“The most fusion dish we have is the prawn gnocchi in brown kombu butter,” he says. “In Sweden we do a lot of dumplings similar to gnocchi.” The butter is infused with kombu, a kelp-like seaweed that adds an element of umami.

The vast space walks the line between Viking eating hall and Scandi minimalism. There are three spaces: the patio out front, a dining room by the kitchen and “the barn” out back. Indoors, ceilings are vaulted with exposed, thick wood beams and there are four fireplaces that make a good spot to sit with a glass of warm sake.
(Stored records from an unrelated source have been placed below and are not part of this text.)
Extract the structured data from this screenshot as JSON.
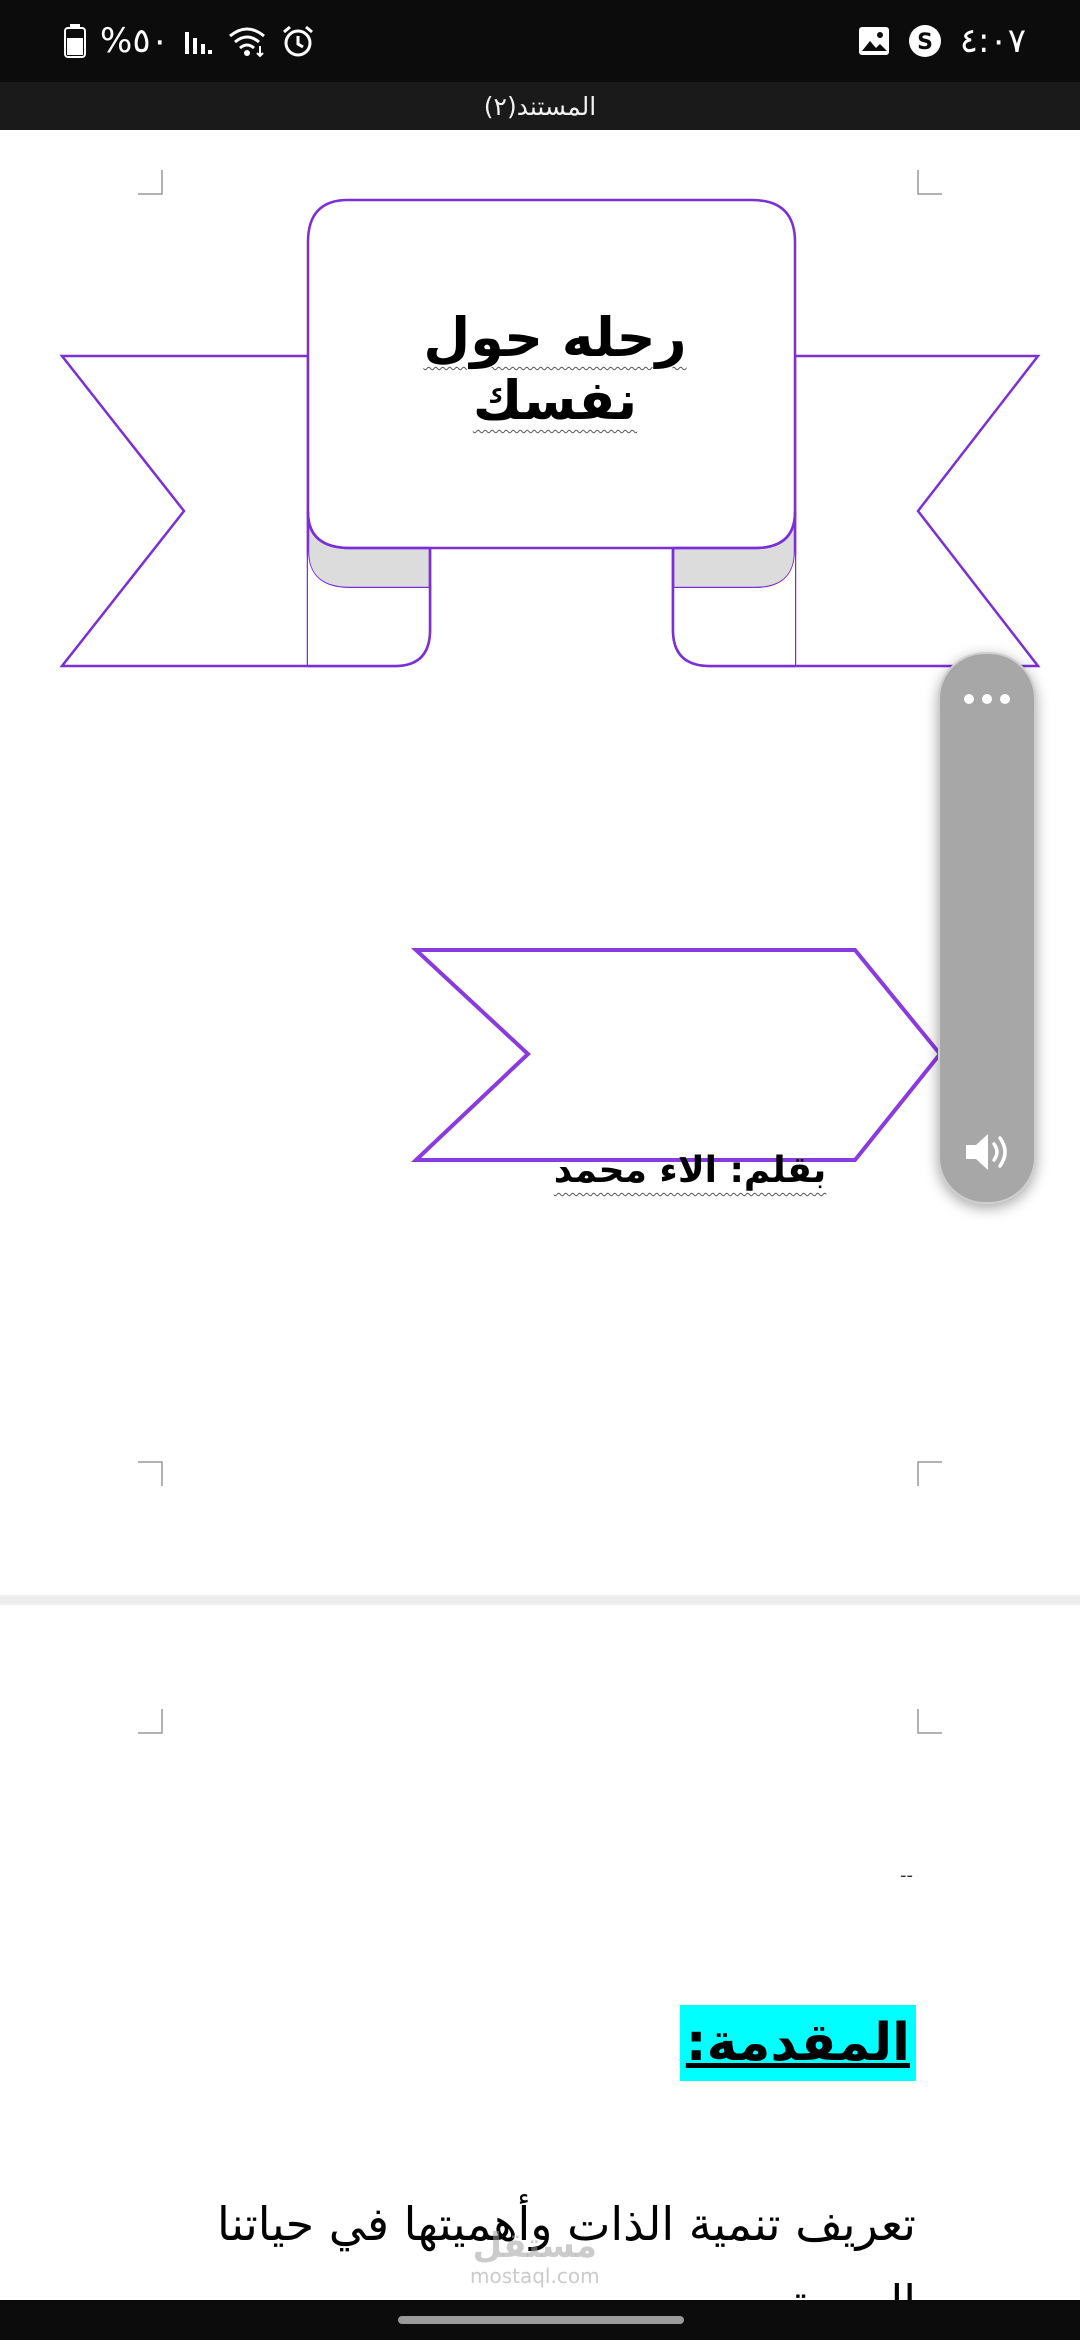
{
  "status_bar": {
    "time": "٤:٠٧",
    "battery": "%٥٠",
    "colors": {
      "background": "#0c0c0c",
      "text": "#ffffff"
    },
    "icons": [
      "battery-icon",
      "signal-icon",
      "wifi-icon",
      "alarm-icon",
      "gallery-icon",
      "s-app-icon"
    ]
  },
  "document": {
    "title": "المستند(٢)"
  },
  "page1": {
    "banner_title": "رحله حول نفسك",
    "author_line": "بقلم:  الاء محمد",
    "accent_color": "#7b2fd6"
  },
  "page2": {
    "dash": "--",
    "heading": "المقدمة:",
    "heading_highlight": "#00ffff",
    "paragraph": "تعريف تنمية الذات وأهميتها في حياتنا اليومية"
  },
  "volume_panel": {
    "icons": [
      "more-options-icon",
      "speaker-icon"
    ]
  },
  "watermark": {
    "arabic": "مستقل",
    "latin": "mostaql.com"
  }
}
To cheers, either “skål” or “kanpai” will do.

495 Oxford Street, Paddington
(02) 9131 8454

Mon to Tue 6am–3pm
Wed to Fri 6am–3pm, 5.30pm–late